What is the value of college, really? For many adult learners, earning a degree is not without sacrifice – the cost, the time investment, the challenge of balancing school with family. But the real question is, can you afford not to go?
I recently commented on an article that senior editor Derek Thompson wrote for The Atlantic about how the only thing more expensive than college is not going to college. The benefits of education are indisputable -- job opportunities and increased income to name just a few. But that doesn’t mean the cost isn’t a challenge for many students.
The article lays out some interesting facts and figures about how the cost of education compares to alternatives, such as not going to college or investing your money elsewhere. It also highlights some studies that support the argument that college is indeed worth the investment. This is all important to consider. However, Derek made one particular point that really resonated with me.
“Does a four-year university make sense for every student? Probably not. Is the modern on-site college education necessarily the ideal means to deliver training after high school? Maybe not. Vocational training and community colleges deserve a place in this discussion. And we happen to be living through a quiet revolution in higher education.”

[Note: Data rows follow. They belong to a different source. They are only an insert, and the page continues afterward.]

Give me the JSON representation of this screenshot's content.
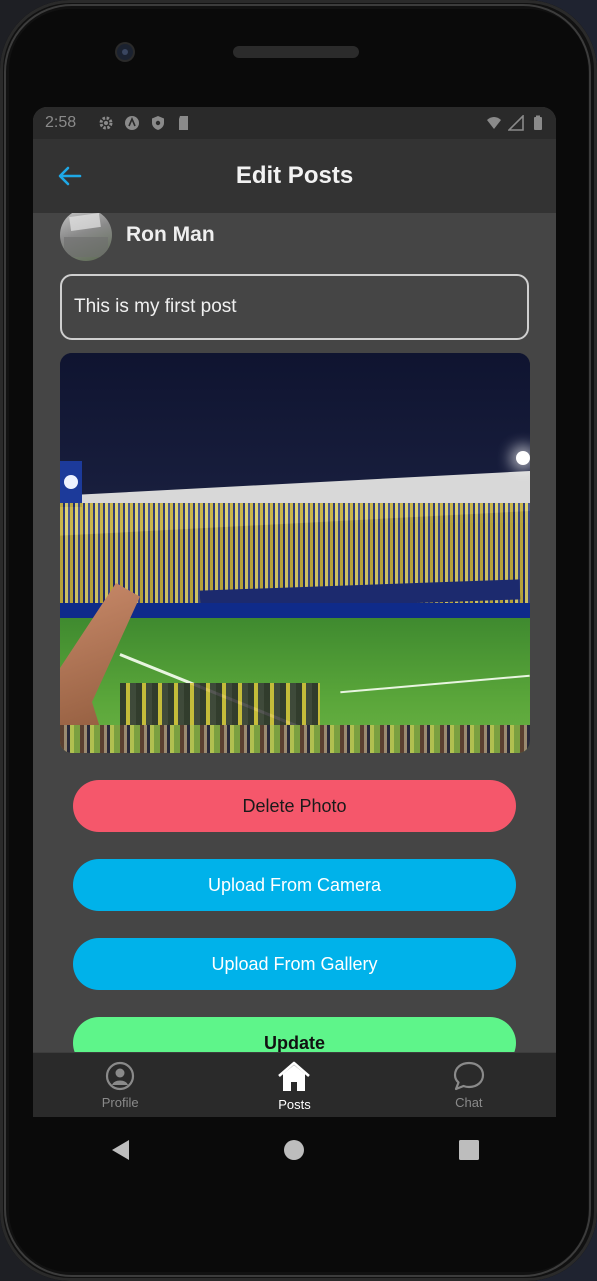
{
  "status_bar": {
    "time": "2:58"
  },
  "header": {
    "title": "Edit Posts"
  },
  "post": {
    "author": "Ron Man",
    "text_value": "This is my first post"
  },
  "buttons": {
    "delete": "Delete Photo",
    "camera": "Upload From Camera",
    "gallery": "Upload From Gallery",
    "update": "Update"
  },
  "bottom_nav": {
    "items": [
      {
        "label": "Profile",
        "icon": "profile-icon",
        "active": false
      },
      {
        "label": "Posts",
        "icon": "home-icon",
        "active": true
      },
      {
        "label": "Chat",
        "icon": "chat-icon",
        "active": false
      }
    ]
  },
  "colors": {
    "accent_blue": "#00b2ea",
    "delete_red": "#f5576b",
    "update_green": "#5ef58a",
    "back_arrow": "#1fa8e6",
    "screen_bg": "#454545",
    "header_bg": "#333333"
  }
}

It’s not about college at any cost. It’s about going to college when, where, and in a format that is right for each individual student. Not every learning style works for every student. Not everyone is prepared to be a college student at the same point in life. And every student’s financial aid needs are different.
The lesson? Every student should take a close look at a variety of schools, degree programs, and learning formats. Consider what career you want to pursue and how a degree might help you succeed. Talk to financial aid counselors who can help make college affordable for you.
Education is an investment in your future, so don’t let the cost get in the way of achieving your dream of earning a degree.